• Task to carry out
Whatever appears in the records should be given again exactly, down to the last mark.

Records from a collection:
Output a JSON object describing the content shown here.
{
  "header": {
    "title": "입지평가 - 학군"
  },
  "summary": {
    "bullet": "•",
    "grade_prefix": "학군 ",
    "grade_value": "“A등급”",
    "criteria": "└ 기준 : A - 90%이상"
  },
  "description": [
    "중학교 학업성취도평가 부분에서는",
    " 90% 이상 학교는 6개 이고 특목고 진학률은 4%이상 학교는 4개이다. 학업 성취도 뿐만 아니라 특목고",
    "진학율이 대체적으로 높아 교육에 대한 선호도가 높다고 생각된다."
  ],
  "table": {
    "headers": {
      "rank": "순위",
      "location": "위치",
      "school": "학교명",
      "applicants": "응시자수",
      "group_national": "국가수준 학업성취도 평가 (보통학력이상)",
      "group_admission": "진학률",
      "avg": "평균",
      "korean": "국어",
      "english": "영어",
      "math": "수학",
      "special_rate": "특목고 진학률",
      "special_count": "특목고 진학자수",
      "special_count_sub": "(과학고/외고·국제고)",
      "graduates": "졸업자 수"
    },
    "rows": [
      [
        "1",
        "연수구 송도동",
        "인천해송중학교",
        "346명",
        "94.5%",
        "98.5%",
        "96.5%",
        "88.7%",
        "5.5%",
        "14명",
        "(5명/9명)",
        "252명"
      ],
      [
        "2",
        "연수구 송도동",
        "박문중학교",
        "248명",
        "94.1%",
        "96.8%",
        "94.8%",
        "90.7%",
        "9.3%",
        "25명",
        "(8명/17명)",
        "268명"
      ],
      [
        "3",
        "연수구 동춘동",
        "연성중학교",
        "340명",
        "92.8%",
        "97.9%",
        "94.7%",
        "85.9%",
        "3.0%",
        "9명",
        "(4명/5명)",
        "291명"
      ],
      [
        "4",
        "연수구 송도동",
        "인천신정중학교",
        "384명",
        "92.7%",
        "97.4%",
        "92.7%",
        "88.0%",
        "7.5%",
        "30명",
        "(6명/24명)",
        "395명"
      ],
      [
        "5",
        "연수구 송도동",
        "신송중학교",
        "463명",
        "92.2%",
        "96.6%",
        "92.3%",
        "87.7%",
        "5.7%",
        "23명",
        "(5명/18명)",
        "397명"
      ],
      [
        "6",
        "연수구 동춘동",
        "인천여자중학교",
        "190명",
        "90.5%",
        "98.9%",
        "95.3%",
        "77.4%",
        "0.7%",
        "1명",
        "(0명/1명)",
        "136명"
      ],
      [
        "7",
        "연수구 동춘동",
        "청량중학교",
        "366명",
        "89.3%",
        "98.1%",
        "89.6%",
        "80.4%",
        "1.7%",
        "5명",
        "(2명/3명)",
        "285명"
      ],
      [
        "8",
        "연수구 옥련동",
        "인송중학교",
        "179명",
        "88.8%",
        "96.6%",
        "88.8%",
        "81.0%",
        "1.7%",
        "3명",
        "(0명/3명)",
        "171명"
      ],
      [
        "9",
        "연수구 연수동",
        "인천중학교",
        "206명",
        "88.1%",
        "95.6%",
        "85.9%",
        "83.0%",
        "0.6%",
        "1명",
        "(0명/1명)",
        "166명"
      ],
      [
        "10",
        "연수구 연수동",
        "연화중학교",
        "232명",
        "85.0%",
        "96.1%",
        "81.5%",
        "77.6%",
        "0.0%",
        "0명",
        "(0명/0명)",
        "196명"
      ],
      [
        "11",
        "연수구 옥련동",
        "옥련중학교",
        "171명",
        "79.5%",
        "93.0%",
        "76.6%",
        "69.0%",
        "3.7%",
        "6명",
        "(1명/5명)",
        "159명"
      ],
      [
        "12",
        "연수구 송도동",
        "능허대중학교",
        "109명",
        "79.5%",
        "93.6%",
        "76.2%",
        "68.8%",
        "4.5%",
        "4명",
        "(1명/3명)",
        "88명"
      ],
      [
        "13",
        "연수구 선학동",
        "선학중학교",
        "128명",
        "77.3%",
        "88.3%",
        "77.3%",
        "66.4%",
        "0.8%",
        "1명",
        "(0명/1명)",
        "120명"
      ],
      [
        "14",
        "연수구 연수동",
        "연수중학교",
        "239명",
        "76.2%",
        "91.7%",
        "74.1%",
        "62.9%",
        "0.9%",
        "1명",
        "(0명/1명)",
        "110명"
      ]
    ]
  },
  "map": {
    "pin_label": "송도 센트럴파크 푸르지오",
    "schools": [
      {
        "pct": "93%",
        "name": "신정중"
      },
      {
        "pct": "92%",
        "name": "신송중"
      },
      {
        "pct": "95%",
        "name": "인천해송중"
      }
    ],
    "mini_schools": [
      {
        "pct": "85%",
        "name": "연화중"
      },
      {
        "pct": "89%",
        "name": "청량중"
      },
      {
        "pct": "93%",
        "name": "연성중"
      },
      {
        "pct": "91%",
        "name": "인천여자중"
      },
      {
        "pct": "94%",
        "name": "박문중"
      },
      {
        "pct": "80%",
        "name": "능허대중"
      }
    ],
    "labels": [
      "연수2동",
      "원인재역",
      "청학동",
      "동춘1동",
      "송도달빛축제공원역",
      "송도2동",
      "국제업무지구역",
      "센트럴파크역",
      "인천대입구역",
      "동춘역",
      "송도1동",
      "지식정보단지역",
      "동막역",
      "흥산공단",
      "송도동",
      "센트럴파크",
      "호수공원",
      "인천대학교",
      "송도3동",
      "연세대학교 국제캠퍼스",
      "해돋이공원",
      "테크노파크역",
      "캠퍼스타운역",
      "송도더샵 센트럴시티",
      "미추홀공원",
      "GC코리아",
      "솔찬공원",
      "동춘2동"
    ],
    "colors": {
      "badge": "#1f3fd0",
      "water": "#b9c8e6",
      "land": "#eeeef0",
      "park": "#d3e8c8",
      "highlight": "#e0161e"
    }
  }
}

• Answer to the problem
Output a JSON object describing the content shown here.
{
  "header": {
    "title": "입지평가 - 학군"
  },
  "summary": {
    "bullet": "•",
    "grade_prefix": "학군 ",
    "grade_value": "“A등급”",
    "criteria": "└ 기준 : A - 90%이상"
  },
  "description": [
    "중학교 학업성취도평가 부분에서는",
    " 90% 이상 학교는 6개 이고 특목고 진학률은 4%이상 학교는 4개이다. 학업 성취도 뿐만 아니라 특목고",
    "진학율이 대체적으로 높아 교육에 대한 선호도가 높다고 생각된다."
  ],
  "table": {
    "headers": {
      "rank": "순위",
      "location": "위치",
      "school": "학교명",
      "applicants": "응시자수",
      "group_national": "국가수준 학업성취도 평가 (보통학력이상)",
      "group_admission": "진학률",
      "avg": "평균",
      "korean": "국어",
      "english": "영어",
      "math": "수학",
      "special_rate": "특목고 진학률",
      "special_count": "특목고 진학자수",
      "special_count_sub": "(과학고/외고·국제고)",
      "graduates": "졸업자 수"
    },
    "rows": [
      [
        "1",
        "연수구 송도동",
        "인천해송중학교",
        "346명",
        "94.5%",
        "98.5%",
        "96.5%",
        "88.7%",
        "5.5%",
        "14명",
        "(5명/9명)",
        "252명"
      ],
      [
        "2",
        "연수구 송도동",
        "박문중학교",
        "248명",
        "94.1%",
        "96.8%",
        "94.8%",
        "90.7%",
        "9.3%",
        "25명",
        "(8명/17명)",
        "268명"
      ],
      [
        "3",
        "연수구 동춘동",
        "연성중학교",
        "340명",
        "92.8%",
        "97.9%",
        "94.7%",
        "85.9%",
        "3.0%",
        "9명",
        "(4명/5명)",
        "291명"
      ],
      [
        "4",
        "연수구 송도동",
        "인천신정중학교",
        "384명",
        "92.7%",
        "97.4%",
        "92.7%",
        "88.0%",
        "7.5%",
        "30명",
        "(6명/24명)",
        "395명"
      ],
      [
        "5",
        "연수구 송도동",
        "신송중학교",
        "463명",
        "92.2%",
        "96.6%",
        "92.3%",
        "87.7%",
        "5.7%",
        "23명",
        "(5명/18명)",
        "397명"
      ],
      [
        "6",
        "연수구 동춘동",
        "인천여자중학교",
        "190명",
        "90.5%",
        "98.9%",
        "95.3%",
        "77.4%",
        "0.7%",
        "1명",
        "(0명/1명)",
        "136명"
      ],
      [
        "7",
        "연수구 동춘동",
        "청량중학교",
        "366명",
        "89.3%",
        "98.1%",
        "89.6%",
        "80.4%",
        "1.7%",
        "5명",
        "(2명/3명)",
        "285명"
      ],
      [
        "8",
        "연수구 옥련동",
        "인송중학교",
        "179명",
        "88.8%",
        "96.6%",
        "88.8%",
        "81.0%",
        "1.7%",
        "3명",
        "(0명/3명)",
        "171명"
      ],
      [
        "9",
        "연수구 연수동",
        "인천중학교",
        "206명",
        "88.1%",
        "95.6%",
        "85.9%",
        "83.0%",
        "0.6%",
        "1명",
        "(0명/1명)",
        "166명"
      ],
      [
        "10",
        "연수구 연수동",
        "연화중학교",
        "232명",
        "85.0%",
        "96.1%",
        "81.5%",
        "77.6%",
        "0.0%",
        "0명",
        "(0명/0명)",
        "196명"
      ],
      [
        "11",
        "연수구 옥련동",
        "옥련중학교",
        "171명",
        "79.5%",
        "93.0%",
        "76.6%",
        "69.0%",
        "3.7%",
        "6명",
        "(1명/5명)",
        "159명"
      ],
      [
        "12",
        "연수구 송도동",
        "능허대중학교",
        "109명",
        "79.5%",
        "93.6%",
        "76.2%",
        "68.8%",
        "4.5%",
        "4명",
        "(1명/3명)",
        "88명"
      ],
      [
        "13",
        "연수구 선학동",
        "선학중학교",
        "128명",
        "77.3%",
        "88.3%",
        "77.3%",
        "66.4%",
        "0.8%",
        "1명",
        "(0명/1명)",
        "120명"
      ],
      [
        "14",
        "연수구 연수동",
        "연수중학교",
        "239명",
        "76.2%",
        "91.7%",
        "74.1%",
        "62.9%",
        "0.9%",
        "1명",
        "(0명/1명)",
        "110명"
      ]
    ]
  },
  "map": {
    "pin_label": "송도 센트럴파크 푸르지오",
    "schools": [
      {
        "pct": "93%",
        "name": "신정중"
      },
      {
        "pct": "92%",
        "name": "신송중"
      },
      {
        "pct": "95%",
        "name": "인천해송중"
      }
    ],
    "mini_schools": [
      {
        "pct": "85%",
        "name": "연화중"
      },
      {
        "pct": "89%",
        "name": "청량중"
      },
      {
        "pct": "93%",
        "name": "연성중"
      },
      {
        "pct": "91%",
        "name": "인천여자중"
      },
      {
        "pct": "94%",
        "name": "박문중"
      },
      {
        "pct": "80%",
        "name": "능허대중"
      }
    ],
    "labels": [
      "연수2동",
      "원인재역",
      "청학동",
      "동춘1동",
      "송도달빛축제공원역",
      "송도2동",
      "국제업무지구역",
      "센트럴파크역",
      "인천대입구역",
      "동춘역",
      "송도1동",
      "지식정보단지역",
      "동막역",
      "흥산공단",
      "송도동",
      "센트럴파크",
      "호수공원",
      "인천대학교",
      "송도3동",
      "연세대학교 국제캠퍼스",
      "해돋이공원",
      "테크노파크역",
      "캠퍼스타운역",
      "송도더샵 센트럴시티",
      "미추홀공원",
      "GC코리아",
      "솔찬공원",
      "동춘2동"
    ],
    "colors": {
      "badge": "#1f3fd0",
      "water": "#b9c8e6",
      "land": "#eeeef0",
      "park": "#d3e8c8",
      "highlight": "#e0161e"
    }
  }
}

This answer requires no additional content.